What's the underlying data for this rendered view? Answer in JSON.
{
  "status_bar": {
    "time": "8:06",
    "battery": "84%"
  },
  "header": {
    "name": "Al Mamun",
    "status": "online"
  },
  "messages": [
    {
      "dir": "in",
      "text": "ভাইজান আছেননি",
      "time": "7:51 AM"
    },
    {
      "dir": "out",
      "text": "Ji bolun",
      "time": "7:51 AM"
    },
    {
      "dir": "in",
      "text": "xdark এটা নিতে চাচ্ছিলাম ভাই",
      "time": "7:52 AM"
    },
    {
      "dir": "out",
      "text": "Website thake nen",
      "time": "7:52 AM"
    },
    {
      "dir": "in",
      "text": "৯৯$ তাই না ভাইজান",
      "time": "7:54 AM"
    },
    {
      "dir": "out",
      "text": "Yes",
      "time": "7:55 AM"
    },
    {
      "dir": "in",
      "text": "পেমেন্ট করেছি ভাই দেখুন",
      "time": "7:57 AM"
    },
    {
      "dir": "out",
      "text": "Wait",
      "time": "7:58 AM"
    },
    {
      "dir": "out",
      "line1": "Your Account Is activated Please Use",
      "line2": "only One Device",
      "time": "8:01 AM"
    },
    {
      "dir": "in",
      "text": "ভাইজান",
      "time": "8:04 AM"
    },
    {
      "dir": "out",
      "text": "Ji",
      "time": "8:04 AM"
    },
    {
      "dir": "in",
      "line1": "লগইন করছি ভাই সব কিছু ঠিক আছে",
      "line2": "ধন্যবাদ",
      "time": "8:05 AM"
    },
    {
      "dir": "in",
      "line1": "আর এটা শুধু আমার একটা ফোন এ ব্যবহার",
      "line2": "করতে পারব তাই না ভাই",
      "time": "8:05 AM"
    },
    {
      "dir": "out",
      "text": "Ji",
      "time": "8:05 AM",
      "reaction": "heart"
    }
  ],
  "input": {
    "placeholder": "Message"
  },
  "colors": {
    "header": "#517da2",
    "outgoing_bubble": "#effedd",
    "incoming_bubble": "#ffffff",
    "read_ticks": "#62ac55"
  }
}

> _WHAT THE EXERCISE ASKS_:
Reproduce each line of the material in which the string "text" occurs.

> _EXERCISE RESULT_:
      "text": "ভাইজান আছেননি",
      "text": "Ji bolun",
      "text": "xdark এটা নিতে চাচ্ছিলাম ভাই",
      "text": "Website thake nen",
      "text": "৯৯$ তাই না ভাইজান",
      "text": "Yes",
      "text": "পেমেন্ট করেছি ভাই দেখুন",
      "text": "Wait",
      "text": "ভাইজান",
      "text": "Ji",
      "text": "Ji",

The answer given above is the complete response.